Problem to work on: Take from the material every line that contains the word "name".

▼▼▼

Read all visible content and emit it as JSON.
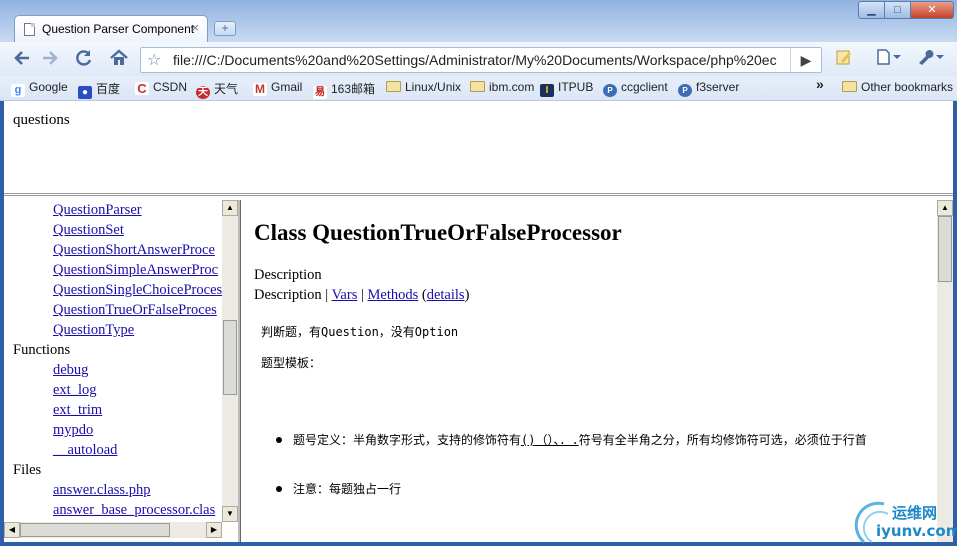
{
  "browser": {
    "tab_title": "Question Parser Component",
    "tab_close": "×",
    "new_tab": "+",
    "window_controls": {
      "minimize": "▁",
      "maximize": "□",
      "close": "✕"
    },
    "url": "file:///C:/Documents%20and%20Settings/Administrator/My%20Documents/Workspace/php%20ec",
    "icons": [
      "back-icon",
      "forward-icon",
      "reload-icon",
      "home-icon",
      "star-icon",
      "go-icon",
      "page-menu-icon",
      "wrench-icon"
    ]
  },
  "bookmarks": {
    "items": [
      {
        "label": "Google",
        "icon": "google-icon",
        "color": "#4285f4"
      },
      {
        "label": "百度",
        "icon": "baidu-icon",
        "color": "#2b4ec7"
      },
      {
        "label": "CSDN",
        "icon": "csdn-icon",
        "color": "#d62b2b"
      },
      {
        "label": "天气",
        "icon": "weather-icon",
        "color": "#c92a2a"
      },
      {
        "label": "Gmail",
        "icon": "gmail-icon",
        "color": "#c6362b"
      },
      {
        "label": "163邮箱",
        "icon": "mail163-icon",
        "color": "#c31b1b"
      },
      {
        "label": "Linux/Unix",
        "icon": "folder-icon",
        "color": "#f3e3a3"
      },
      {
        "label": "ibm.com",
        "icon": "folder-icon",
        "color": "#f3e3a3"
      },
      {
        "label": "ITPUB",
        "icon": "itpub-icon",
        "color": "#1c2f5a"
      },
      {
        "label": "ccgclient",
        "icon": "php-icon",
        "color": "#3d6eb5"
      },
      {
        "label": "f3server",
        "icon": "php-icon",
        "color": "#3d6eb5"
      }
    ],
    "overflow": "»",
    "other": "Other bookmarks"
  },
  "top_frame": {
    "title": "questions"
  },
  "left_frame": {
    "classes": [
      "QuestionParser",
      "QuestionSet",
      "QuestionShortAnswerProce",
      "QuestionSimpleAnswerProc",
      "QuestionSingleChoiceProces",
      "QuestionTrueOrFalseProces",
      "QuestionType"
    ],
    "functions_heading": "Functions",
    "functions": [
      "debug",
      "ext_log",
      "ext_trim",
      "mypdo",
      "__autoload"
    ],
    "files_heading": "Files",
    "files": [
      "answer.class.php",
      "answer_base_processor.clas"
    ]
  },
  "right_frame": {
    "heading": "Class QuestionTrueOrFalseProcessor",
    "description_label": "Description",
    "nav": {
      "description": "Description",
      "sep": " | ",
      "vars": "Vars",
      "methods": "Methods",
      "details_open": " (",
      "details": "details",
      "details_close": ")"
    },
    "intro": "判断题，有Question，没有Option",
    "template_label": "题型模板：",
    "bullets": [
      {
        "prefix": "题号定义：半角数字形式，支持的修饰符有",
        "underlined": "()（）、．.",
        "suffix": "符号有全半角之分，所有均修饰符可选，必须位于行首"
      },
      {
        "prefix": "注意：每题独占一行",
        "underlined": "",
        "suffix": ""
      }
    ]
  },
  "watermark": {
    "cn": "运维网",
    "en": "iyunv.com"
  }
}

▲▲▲
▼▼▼

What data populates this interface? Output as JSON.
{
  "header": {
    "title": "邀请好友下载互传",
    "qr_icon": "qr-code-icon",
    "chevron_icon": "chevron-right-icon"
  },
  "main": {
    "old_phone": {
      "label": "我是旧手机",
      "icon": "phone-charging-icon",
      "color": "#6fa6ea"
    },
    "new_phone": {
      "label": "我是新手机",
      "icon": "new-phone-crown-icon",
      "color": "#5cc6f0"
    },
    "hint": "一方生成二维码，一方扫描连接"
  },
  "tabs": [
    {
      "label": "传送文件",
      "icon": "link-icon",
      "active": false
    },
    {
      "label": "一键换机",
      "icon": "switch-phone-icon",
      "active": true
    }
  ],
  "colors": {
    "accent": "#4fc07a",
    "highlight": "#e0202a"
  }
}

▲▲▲
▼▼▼

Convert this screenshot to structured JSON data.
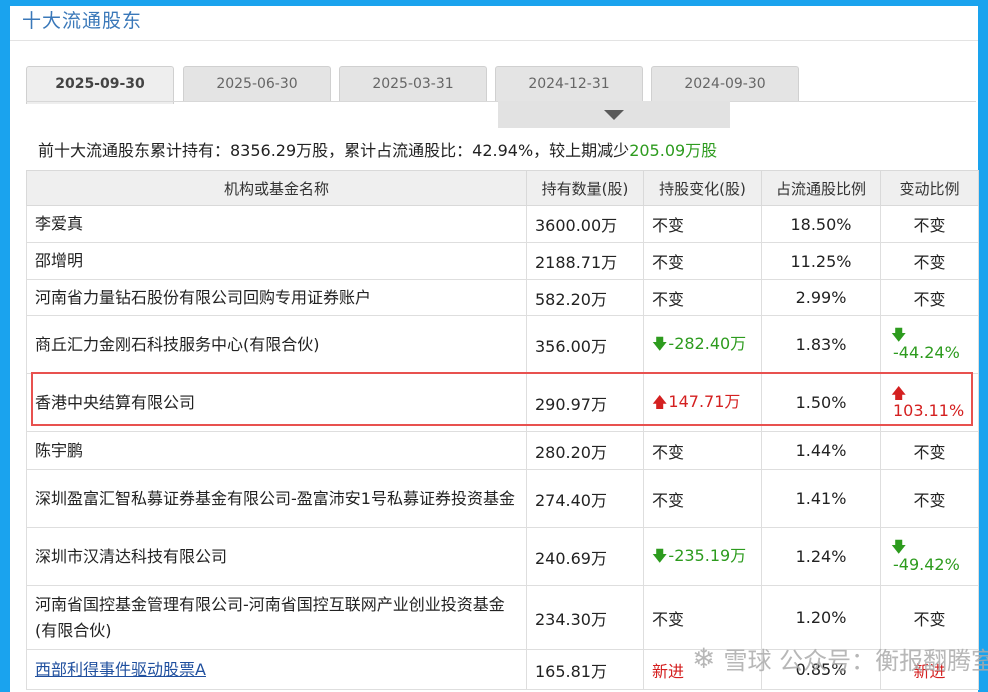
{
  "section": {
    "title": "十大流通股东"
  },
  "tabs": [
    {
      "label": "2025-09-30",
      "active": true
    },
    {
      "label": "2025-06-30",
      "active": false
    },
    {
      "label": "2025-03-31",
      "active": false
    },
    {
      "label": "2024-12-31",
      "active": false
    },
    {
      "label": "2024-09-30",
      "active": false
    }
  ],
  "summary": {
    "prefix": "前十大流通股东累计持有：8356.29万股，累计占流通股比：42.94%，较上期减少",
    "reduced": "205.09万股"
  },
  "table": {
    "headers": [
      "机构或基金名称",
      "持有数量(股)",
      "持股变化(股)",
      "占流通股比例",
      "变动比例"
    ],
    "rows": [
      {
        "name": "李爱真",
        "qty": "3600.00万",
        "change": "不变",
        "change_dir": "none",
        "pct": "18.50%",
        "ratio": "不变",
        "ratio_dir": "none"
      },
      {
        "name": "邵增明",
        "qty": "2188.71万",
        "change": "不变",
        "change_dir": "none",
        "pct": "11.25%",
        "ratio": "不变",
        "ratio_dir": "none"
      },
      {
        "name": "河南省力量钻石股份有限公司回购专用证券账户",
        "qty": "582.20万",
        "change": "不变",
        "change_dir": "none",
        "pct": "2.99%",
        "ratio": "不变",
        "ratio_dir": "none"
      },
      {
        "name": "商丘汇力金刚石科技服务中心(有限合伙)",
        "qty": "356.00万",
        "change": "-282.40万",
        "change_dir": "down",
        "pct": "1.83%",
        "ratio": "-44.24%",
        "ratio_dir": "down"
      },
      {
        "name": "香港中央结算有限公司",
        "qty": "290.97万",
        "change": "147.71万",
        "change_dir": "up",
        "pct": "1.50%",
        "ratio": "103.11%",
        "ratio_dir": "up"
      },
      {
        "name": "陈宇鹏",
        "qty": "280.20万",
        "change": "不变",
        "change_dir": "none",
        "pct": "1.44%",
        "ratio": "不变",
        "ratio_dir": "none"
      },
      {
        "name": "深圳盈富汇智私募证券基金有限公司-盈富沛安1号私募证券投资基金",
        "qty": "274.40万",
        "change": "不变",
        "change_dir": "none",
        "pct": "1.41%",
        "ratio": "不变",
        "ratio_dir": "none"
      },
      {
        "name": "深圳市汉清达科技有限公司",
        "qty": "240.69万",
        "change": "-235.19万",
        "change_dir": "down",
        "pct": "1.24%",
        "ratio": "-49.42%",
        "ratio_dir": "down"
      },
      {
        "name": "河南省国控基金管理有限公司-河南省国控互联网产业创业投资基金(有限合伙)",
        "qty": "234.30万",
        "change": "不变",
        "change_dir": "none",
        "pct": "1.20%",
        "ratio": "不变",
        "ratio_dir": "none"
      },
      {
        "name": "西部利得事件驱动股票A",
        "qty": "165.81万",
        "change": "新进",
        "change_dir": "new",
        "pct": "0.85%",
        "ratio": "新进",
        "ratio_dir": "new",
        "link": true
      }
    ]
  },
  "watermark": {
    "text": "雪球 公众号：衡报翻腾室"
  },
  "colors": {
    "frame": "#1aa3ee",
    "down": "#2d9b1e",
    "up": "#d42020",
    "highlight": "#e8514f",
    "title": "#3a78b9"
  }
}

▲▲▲

Written solution:
        "name": "李爱真",
        "name": "邵增明",
        "name": "河南省力量钻石股份有限公司回购专用证券账户",
        "name": "商丘汇力金刚石科技服务中心(有限合伙)",
        "name": "香港中央结算有限公司",
        "name": "陈宇鹏",
        "name": "深圳盈富汇智私募证券基金有限公司-盈富沛安1号私募证券投资基金",
        "name": "深圳市汉清达科技有限公司",
        "name": "河南省国控基金管理有限公司-河南省国控互联网产业创业投资基金(有限合伙)",
        "name": "西部利得事件驱动股票A",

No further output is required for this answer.